By Kevin Marshall, CPA

CFO and Vice President

Global Investment Strategies

Here at Global Investment Strategies we have the pleasure of working with highly successful individuals and businesses.  However, they did not all start out that way.  I went back in time with several of our clients and talked with them about the early stages of their businesses.  More specifically, we talked about capitalizing their business and what they did to make that happen.

Jobs and Wozniak started Apple in a garage.  Gates and Allen sold computers out of their house.  All businesses start somewhere, and most of them start with an idea and some passion.  The idea may or may not be valid.  The level of passion dictates the drive to succeed.  What keeps everything going beyond just an idea is capital.

Every business at some point needs money, whether it is in a start-up mode, or to finance growth or overcome a rough time.  For start-ups, the expectation is that the financing is self-funded.  The transition from self-funding to other people’s money is usually a function of proven capability matched with opportunity.

Many businesses have failed because the owners didn’t know how to predict their capital requirements and didn’t know where to get the money.  So, lack of capital is frequently cited as the cause of a business failure.  If truth be told, it is not the lack of capital that caused the business failure.  Rather, it is usually a poorly advised venture or lack of owner skills that precipitates failure.  The inability to properly capitalize the business is merely a symptom.

To avoid the symptom of poor capitalization, know who you are and where you are going.  Successful business owners have a basic understanding of financial issues and financial planning.  Foundational to this is the business plan and cash flow projections.  These two tools will reflect historical performance (if it’s an existing business), and future projections based on market knowledge.

Whether starting out or whether the capital is needed to finance growth, be clear on the requirements.  Know what the money is intended for, and more importantly, how the money will make the business more successful.  Once you know this, you then can determine how much money you need.

Many small entrepreneurs are looking to “get to the next level”, and many believe that it is a lack of capital that is holding them back.  That may be true.  There are scores, if not hundreds of great ideas that could truly blossom into growing businesses if there were sufficient capital to fund the growth.  If you are in this category, recognize that capital is a tool, and consider the investor’s perspective.

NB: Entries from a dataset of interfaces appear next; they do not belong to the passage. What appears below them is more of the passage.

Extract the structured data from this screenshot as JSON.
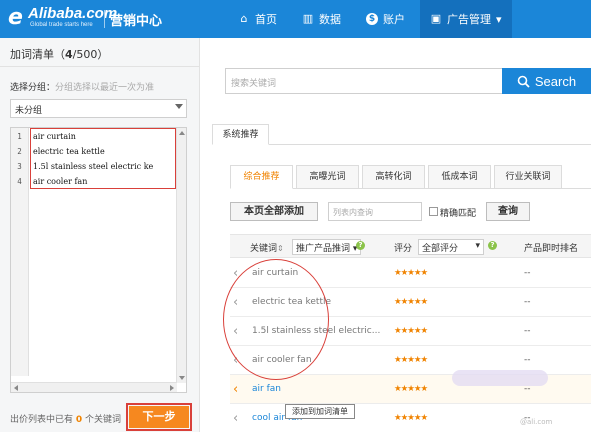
{
  "header": {
    "logo_mark": "e",
    "logo_text": "Alibaba.com",
    "logo_tagline": "Global trade starts here",
    "title": "营销中心",
    "nav": [
      {
        "label": "首页",
        "icon": "home-icon",
        "glyph": "⌂"
      },
      {
        "label": "数据",
        "icon": "bar-chart-icon",
        "glyph": "▥"
      },
      {
        "label": "账户",
        "icon": "dollar-circle-icon",
        "glyph": "$"
      },
      {
        "label": "广告管理",
        "icon": "briefcase-icon",
        "glyph": "▣",
        "caret": "▾"
      }
    ]
  },
  "left_panel": {
    "title_prefix": "加词清单（",
    "count": "4",
    "title_suffix": "/500）",
    "group_label": "选择分组：",
    "group_hint": "分组选择以最近一次为准",
    "group_value": "未分组",
    "lines": [
      "1",
      "2",
      "3",
      "4"
    ],
    "keywords": [
      "air curtain",
      "electric tea kettle",
      "1.5l stainless steel electric ke",
      "air cooler fan"
    ],
    "count_prefix": "出价列表中已有",
    "count_value": "0",
    "count_suffix": "个关键词",
    "next_button": "下一步"
  },
  "right_panel": {
    "search_placeholder": "搜索关键词",
    "search_button": "Search",
    "tab_label": "系统推荐",
    "subtabs": [
      "综合推荐",
      "高曝光词",
      "高转化词",
      "低成本词",
      "行业关联词"
    ],
    "add_all_button": "本页全部添加",
    "inner_search_placeholder": "列表内查询",
    "exact_label": "精确匹配",
    "query_button": "查询",
    "table": {
      "col_keyword": "关键词",
      "sort_glyph": "⇕",
      "col_promo": "推广产品推词",
      "col_score": "评分",
      "score_filter": "全部评分",
      "col_rank": "产品即时排名",
      "rows": [
        {
          "keyword": "air curtain",
          "stars": "★★★★★",
          "rank": "--"
        },
        {
          "keyword": "electric tea kettle",
          "stars": "★★★★★",
          "rank": "--"
        },
        {
          "keyword": "1.5l stainless steel electric...",
          "stars": "★★★★★",
          "rank": "--"
        },
        {
          "keyword": "air cooler fan",
          "stars": "★★★★★",
          "rank": "--"
        },
        {
          "keyword": "air fan",
          "stars": "★★★★★",
          "rank": "--"
        },
        {
          "keyword": "cool air fan",
          "stars": "★★★★★",
          "rank": "--"
        }
      ]
    },
    "tooltip": "添加到加词清单",
    "watermark": "@ali.com"
  },
  "colors": {
    "brand_blue": "#1b86d8",
    "accent_orange": "#f6881f",
    "highlight_red": "#d9403a"
  }
}
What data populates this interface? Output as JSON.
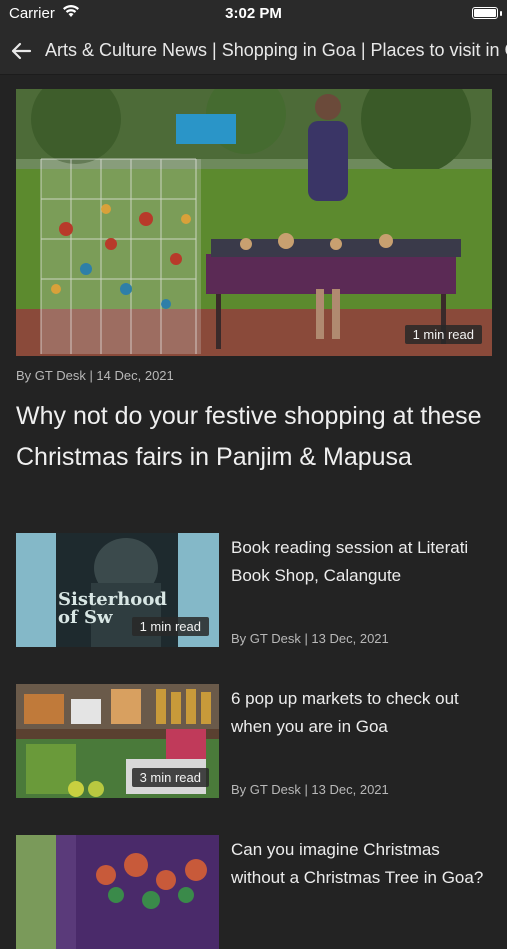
{
  "status": {
    "carrier": "Carrier",
    "time": "3:02 PM"
  },
  "nav": {
    "title": "Arts & Culture News | Shopping in Goa | Places to visit in Goa"
  },
  "hero": {
    "read_time": "1 min read",
    "byline": "By GT Desk | 14 Dec, 2021",
    "headline": "Why not do your festive shopping at these Christmas fairs in Panjim & Mapusa"
  },
  "articles": [
    {
      "title": "Book reading session at Literati Book Shop, Calangute",
      "byline": "By GT Desk | 13 Dec, 2021",
      "read_time": "1 min read",
      "cover_text": "Sisterhood of Sw"
    },
    {
      "title": "6 pop up markets to check out when you are in Goa",
      "byline": "By GT Desk | 13 Dec, 2021",
      "read_time": "3 min read"
    },
    {
      "title": "Can you imagine Christmas without a Christmas Tree in Goa?"
    }
  ]
}
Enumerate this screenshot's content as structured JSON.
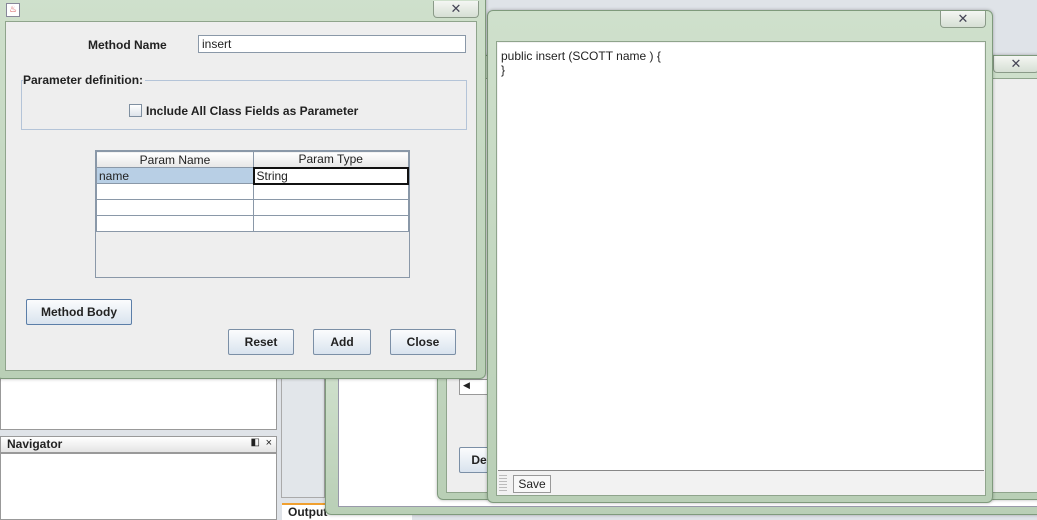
{
  "dialog": {
    "method_name_label": "Method Name",
    "method_name_value": "insert",
    "param_group_label": "Parameter definition:",
    "include_fields_label": "Include All Class Fields as Parameter",
    "include_fields_checked": false,
    "table": {
      "headers": [
        "Param Name",
        "Param Type"
      ],
      "rows": [
        [
          "name",
          "String"
        ],
        [
          "",
          ""
        ],
        [
          "",
          ""
        ],
        [
          "",
          ""
        ]
      ]
    },
    "method_body_button": "Method Body",
    "reset_button": "Reset",
    "add_button": "Add",
    "close_button": "Close"
  },
  "editor": {
    "code_line1": "public insert (SCOTT name ) {",
    "code_line2": "}",
    "save_button": "Save"
  },
  "background": {
    "navigator_title": "Navigator",
    "output_tab": "Output",
    "partial_button": "De"
  },
  "icons": {
    "close": "close-icon",
    "java": "java-icon"
  }
}
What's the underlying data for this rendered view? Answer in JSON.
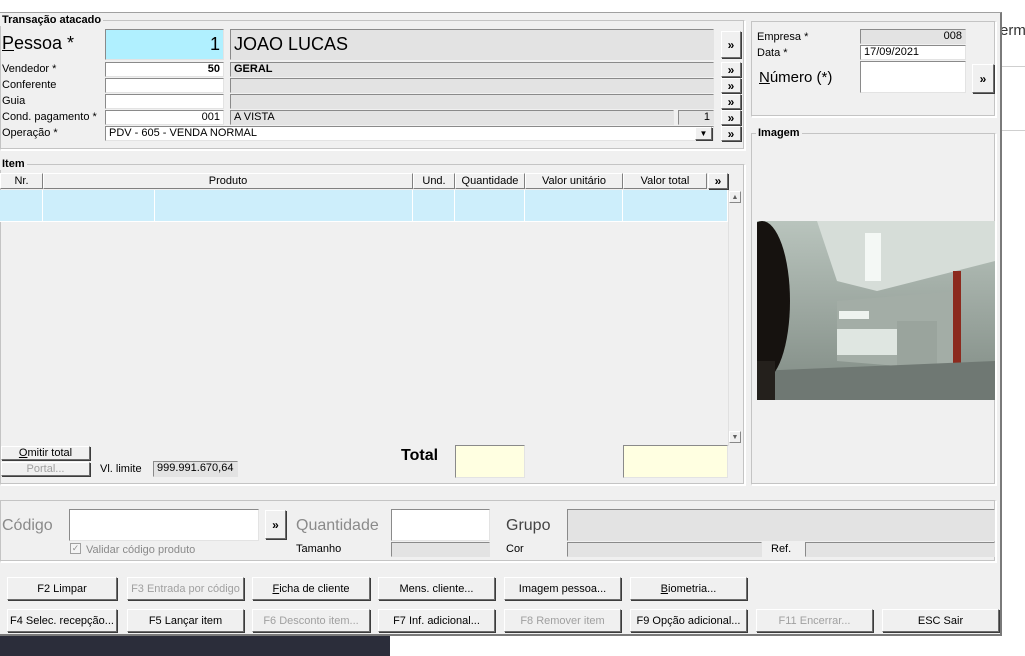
{
  "background": {
    "text": "erm"
  },
  "transacao": {
    "title": "Transação atacado",
    "pessoa": {
      "label": "Pessoa *",
      "code": "1",
      "name": "JOAO LUCAS"
    },
    "vendedor": {
      "label": "Vendedor *",
      "code": "50",
      "name": "GERAL"
    },
    "conferente": {
      "label": "Conferente",
      "code": "",
      "name": ""
    },
    "guia": {
      "label": "Guia",
      "code": "",
      "name": ""
    },
    "cond_pagamento": {
      "label": "Cond. pagamento *",
      "code": "001",
      "name": "A VISTA",
      "parcelas": "1"
    },
    "operacao": {
      "label": "Operação *",
      "value": "PDV - 605 - VENDA NORMAL"
    },
    "more": "»"
  },
  "empresa": {
    "empresa_label": "Empresa *",
    "empresa_value": "008",
    "data_label": "Data *",
    "data_value": "17/09/2021",
    "numero_label": "Número (*)",
    "numero_value": ""
  },
  "imagem": {
    "title": "Imagem"
  },
  "item": {
    "title": "Item",
    "columns": [
      "Nr.",
      "Produto",
      "Und.",
      "Quantidade",
      "Valor unitário",
      "Valor total",
      "»"
    ],
    "omitir_total": "Omitir total",
    "portal": "Portal...",
    "vl_limite_label": "Vl. limite",
    "vl_limite_value": "999.991.670,64",
    "total_label": "Total",
    "total_qtd": "",
    "total_valor": ""
  },
  "entry": {
    "codigo_label": "Código",
    "codigo_value": "",
    "quantidade_label": "Quantidade",
    "quantidade_value": "",
    "grupo_label": "Grupo",
    "grupo_value": "",
    "validar_label": "Validar código produto",
    "validar_checked": true,
    "tamanho_label": "Tamanho",
    "cor_label": "Cor",
    "ref_label": "Ref."
  },
  "buttons": {
    "row1": [
      "F2 Limpar",
      "F3 Entrada por código",
      "Ficha de cliente",
      "Mens. cliente...",
      "Imagem pessoa...",
      "Biometria..."
    ],
    "row2": [
      "F4 Selec. recepção...",
      "F5 Lançar item",
      "F6 Desconto item...",
      "F7 Inf. adicional...",
      "F8 Remover item",
      "F9 Opção adicional...",
      "F11 Encerrar...",
      "ESC Sair"
    ]
  },
  "colors": {
    "highlight": "#cdeefb",
    "total_bg": "#ffffe1",
    "pessoa_bg": "#b0f0ff"
  }
}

Investors, banks, angels or other sources of capital are not looking to fund an entrepreneur.  They are funding a venture that is mobilized and driven by a capable entrepreneur.  The difference in these scenarios is that funding an entrepreneur is like funding a mortgage payment.  Funding a viable and growing venture is funding an opportunity that offers premium returns on the investment.  The entrepreneur who wants to get to the next level, and believes capital is the key to doing that, needs to prove their case.

If you assume that a “no risk” CD returns 3%-4%, and a moderate risk Money Market Fund returns 8%, then a high risk entrepreneurial investment should return at least 20% or more per year.  That’s the case the entrepreneur needs to prove.

Cash is King.  Proper capitalization can drive growth.  The entrepreneur’s task is to prove that the growth of the business is attainable, sustainable, and profitable.  If that can be done, then there are sources of capital that will help that business “get to the next level”.